China may be just a few years away from becoming the world’s leading economic power, and America’s strategic centrality may be on the wane (certainly, no one speaks of the United States today as the world’s “hyperpower”). But America still makes people dream, and its emotional hold on the world remains unique.
In this sense, last week brought two victories: not just Barack Obama’s over Republican challenger Mitt Romney in the presidential election, but also the victory of America’s democratic system over China’s one-party authoritarianism. In a few sentences of his victory speech – the space of a magic moment – Obama celebrated “the mystery of democracy” in a very concrete, but also nearly religious manner.
Obama found the right words with which to pay tribute to the multitude of anonymous citizens going door to door to convince their fellow Americans to vote for their preferred candidates. He was describing democracy at its best, its most noble, as it should be, but not always is: freely mobilized men and women able and willing to change the course of their destiny.
At this moment, however brief, America’s soft power defeated by a knockout that of China, which less than one day later solemnly – and in the most opaque manner – opened the 18th Congress of the Chinese Communist Party. Millions of people around the world would rather experience for themselves an election night like America’s than become a part of China’s long-term plans......
........In deliberately ignoring this diversity and embracing nostalgia for a long-gone past, the Republican Party – led astray by its ultra-conservative lunatics – was far more responsible than its decent candidate for the defeat. Romney’s mistake was to align himself for too long with ideas that were too radical for him – and for America......
......Obama was reelected because the Republican Party lost sight of the center in America......
.....Today, too, it is not America’s military strength that threatens or challenges China, but rather the enduring attraction of “the American dream.”
Book Description by Amazon:
The Geopolitics of Emotion: How Cultures of Fear, Humiliation, and Hope are Reshaping the World by Dominique Moisi
The first book to expose and investigate the far-reaching emotional impact of globalization.

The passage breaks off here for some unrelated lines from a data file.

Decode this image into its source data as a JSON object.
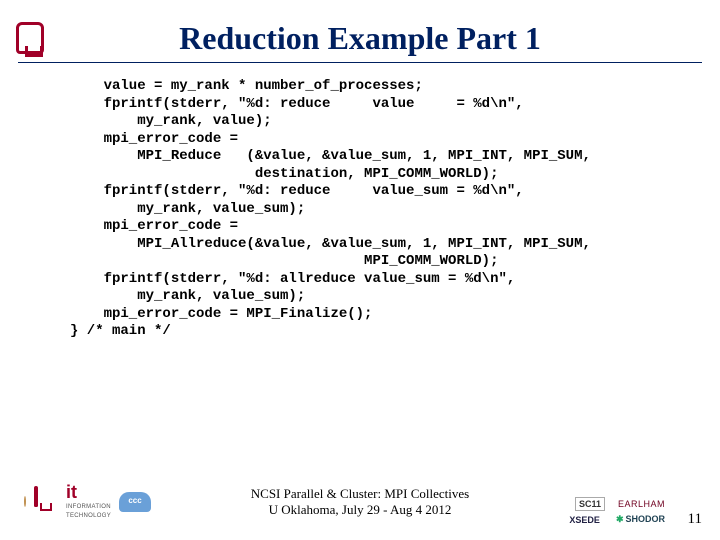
{
  "title": "Reduction Example Part 1",
  "code": "    value = my_rank * number_of_processes;\n    fprintf(stderr, \"%d: reduce     value     = %d\\n\",\n        my_rank, value);\n    mpi_error_code =\n        MPI_Reduce   (&value, &value_sum, 1, MPI_INT, MPI_SUM,\n                      destination, MPI_COMM_WORLD);\n    fprintf(stderr, \"%d: reduce     value_sum = %d\\n\",\n        my_rank, value_sum);\n    mpi_error_code =\n        MPI_Allreduce(&value, &value_sum, 1, MPI_INT, MPI_SUM,\n                                   MPI_COMM_WORLD);\n    fprintf(stderr, \"%d: allreduce value_sum = %d\\n\",\n        my_rank, value_sum);\n    mpi_error_code = MPI_Finalize();\n} /* main */",
  "footer": {
    "line1": "NCSI Parallel & Cluster: MPI Collectives",
    "line2": "U Oklahoma, July 29 - Aug 4 2012"
  },
  "logos": {
    "ou": "OU",
    "it_big": "it",
    "it_text": "INFORMATION",
    "it_text2": "TECHNOLOGY",
    "ccc": "ccc",
    "sc11": "SC11",
    "earlham": "EARLHAM",
    "xsede": "XSEDE",
    "shodor": "SHODOR"
  },
  "page_number": "11"
}
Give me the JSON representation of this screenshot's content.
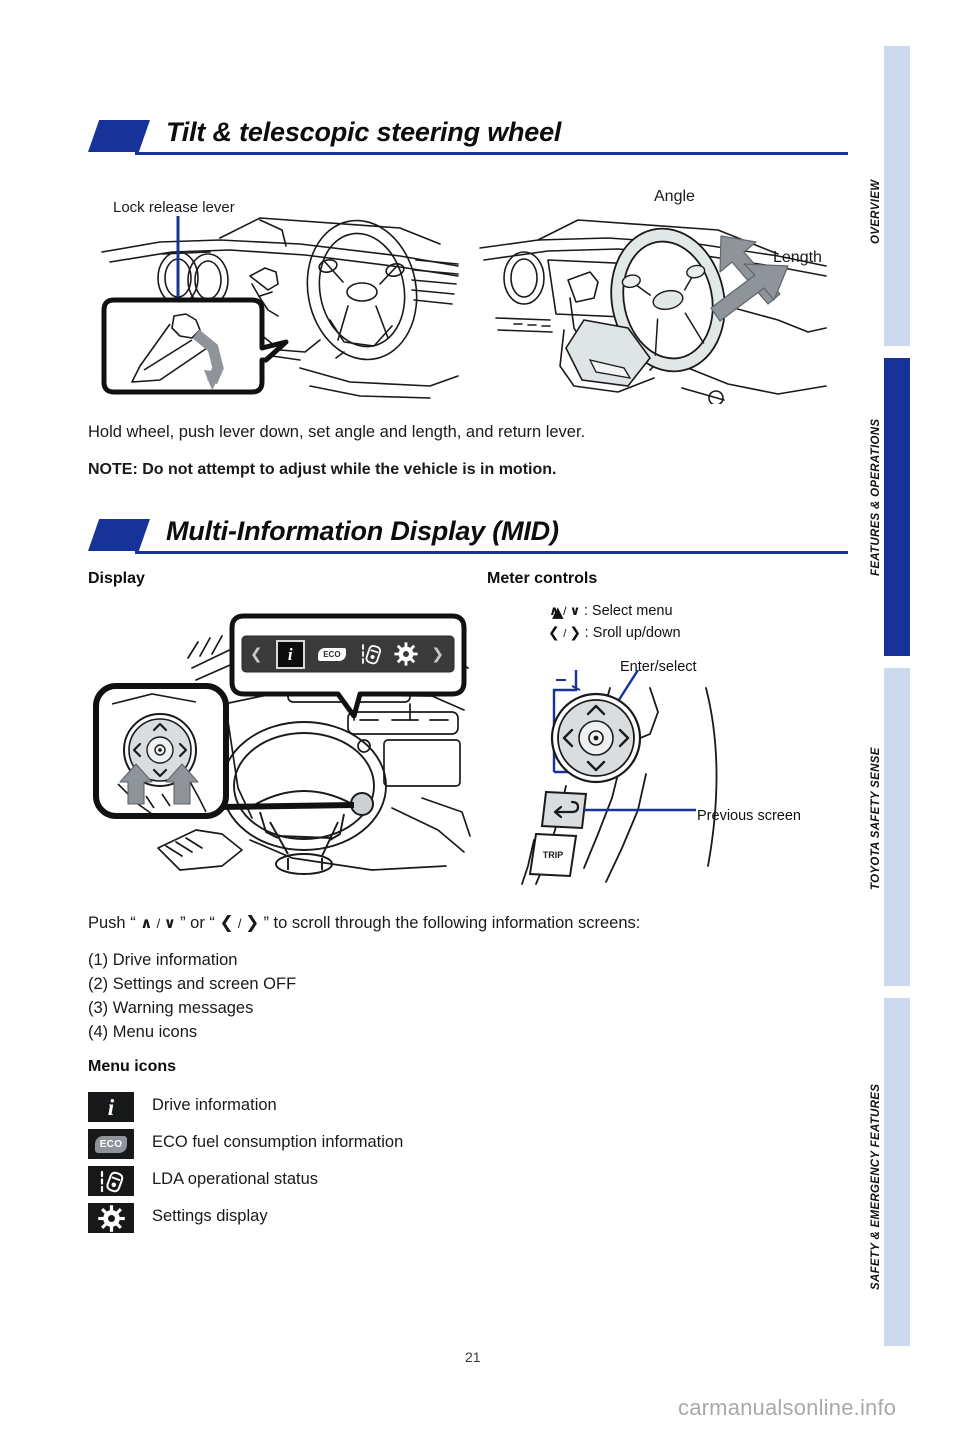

In his celebrated 1993 book The Clash of Civilizations, political scientist Samuel Huntington argued that the fundamental source of conflict in the post–Cold War world would not be primarily ideological or economic, but cultural. In The Geopolitics of Emotion Dominique Moïsi, a leading authority on international affairs, demonstrates that our post-9/11 world has become divided by more than cultural fault lines between nations and civilizations. Moïsi brilliantly chronicles how the geopolitics of today is characterized by a “clash of emotions,” and how cultures of fear, humiliation, and hope are reshaping the world.
Moïsi contends that both the United States and Europe have been dominated by fears of the “other” and of their loss of a national identity and purpose. Instead of being united by their fears, the twin pillars of the West are more often divided by them—or, rather, by bitter debates over how best to confront or transcend them. For Muslims and Arabs, the combination of historical grievances, exclusion from the economic boon of globalization, and civil and religious conflicts extending from their homelands to the Muslim diaspora have created a culture of humiliation that is quickly devolving into a culture of hatred. Meanwhile, Asia has been able to concentrate on building a better future and seizing the economic initiative from the American-dominated West and so creating a new culture of hope.
Do these emotions represent underlying cultural tendencies characteristic of particular regions and populations today? How will these varying emotions influence the political, social, and cultural conflicts that roil our world? How can the West transcend its fear and avoid sliding into protectionism or militarism? What can the Muslim world do to overcome is legacy of humiliation? Will China and India manage to maintain their status as the cultures of hope? And what will the effect of the world economic crisis be? By delineating the necessity of confronting emotions to understand our changing world and deciphering the driving emotions behind our cultural differences, The Geopolitics of Emotion presents a provocative new perspective on globalization.